WATERCRESS (Nasturtium officinale)
Few amateurs realize thatcan be quite well grown in the ordinary garden without any stream. It certainly likes moist , and for this reason is grown in trenches. Beds are made up so that the surface soil is about 3 in. below the ordinary level of the plot, and of watercress are dibbled in about 6 in. apart each way.
Unless the season is wet, or unless the soil is naturally very moist, water must be given in liberal quantities. This is the reason for opening out the shallow trench, since it encourages rains to run towards the roots. If watercress is grown in a small running stream, it will be finer in quality than that grown in the ordinary garden. It is essential in such a case to keep the stream clean by annual attention.
Storage of Vegetables
In most cases, vegetables are used as soon as possible after gathering, except in the case of root crops for winter consumption.
These are frequently lifted at the end of the summer, and stored in boxes of dry sand, soil, or ashes. The essential thing is to keep them away from frost, but not too hot, and if they can at the same time be kept from drying out too rapidly, their condition will be all the better.
In large gardens, allotments, and where storage space is limited, root crops can be stored in the open in a “clamp.” This is made as follows:
The highest available part of the plot is chosen, and the roots—, , , or others—are piled there in the form of a long ridge. To keep them from actual contact with the soil, a layer of straw is laid down first. Straw can also be used between each layer of roots.
After the pile is made, straw is used to cover the sides of the ridge, so that frost is excluded. Over this straw is piled more soil, dug from the base of the ridge, leaving a shallow trench. The soil covering should be about 4-6 in. thick. The trench round the clamp serves to catch heavy rains, and keeps the clamp drier.
A few handfuls of straw are allowed to protrude here and there from the top of the ridge, like small chimneys, and indeed they serve that purpose, for they carry from the clamp moisture and heat that might cause trouble, and they allow for good ventilation among the roots in store.
Roots so stored will remain in good condition for many months.

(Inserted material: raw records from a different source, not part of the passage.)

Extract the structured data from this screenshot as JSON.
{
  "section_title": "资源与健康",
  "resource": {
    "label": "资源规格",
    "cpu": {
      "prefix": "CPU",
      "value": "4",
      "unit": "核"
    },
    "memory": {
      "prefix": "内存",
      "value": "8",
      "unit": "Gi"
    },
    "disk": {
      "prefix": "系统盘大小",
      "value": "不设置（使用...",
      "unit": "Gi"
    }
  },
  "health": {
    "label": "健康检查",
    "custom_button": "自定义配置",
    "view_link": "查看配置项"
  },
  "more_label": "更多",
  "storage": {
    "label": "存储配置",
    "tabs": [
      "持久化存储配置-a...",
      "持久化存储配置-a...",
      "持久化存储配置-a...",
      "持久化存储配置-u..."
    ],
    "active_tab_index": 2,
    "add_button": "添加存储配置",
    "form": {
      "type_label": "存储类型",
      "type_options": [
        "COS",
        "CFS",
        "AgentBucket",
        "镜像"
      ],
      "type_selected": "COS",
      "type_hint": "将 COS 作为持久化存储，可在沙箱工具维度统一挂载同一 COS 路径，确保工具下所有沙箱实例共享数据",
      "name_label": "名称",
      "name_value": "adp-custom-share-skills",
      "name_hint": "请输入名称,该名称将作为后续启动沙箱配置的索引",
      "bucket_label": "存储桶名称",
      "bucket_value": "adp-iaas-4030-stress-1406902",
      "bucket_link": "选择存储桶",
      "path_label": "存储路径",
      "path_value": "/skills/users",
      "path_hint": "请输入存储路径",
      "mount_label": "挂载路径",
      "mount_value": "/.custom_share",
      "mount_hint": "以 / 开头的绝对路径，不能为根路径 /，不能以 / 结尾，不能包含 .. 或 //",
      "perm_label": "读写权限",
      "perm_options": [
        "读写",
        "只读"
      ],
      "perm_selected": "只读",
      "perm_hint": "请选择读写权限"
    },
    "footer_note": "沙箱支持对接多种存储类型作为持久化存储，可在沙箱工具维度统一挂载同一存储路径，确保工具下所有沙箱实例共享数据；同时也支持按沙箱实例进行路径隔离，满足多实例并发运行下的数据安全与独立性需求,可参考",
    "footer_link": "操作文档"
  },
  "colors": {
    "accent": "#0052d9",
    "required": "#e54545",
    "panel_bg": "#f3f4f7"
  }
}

They can be used from one end of the ridge, the straw covering being always put back so that frost cannot enter.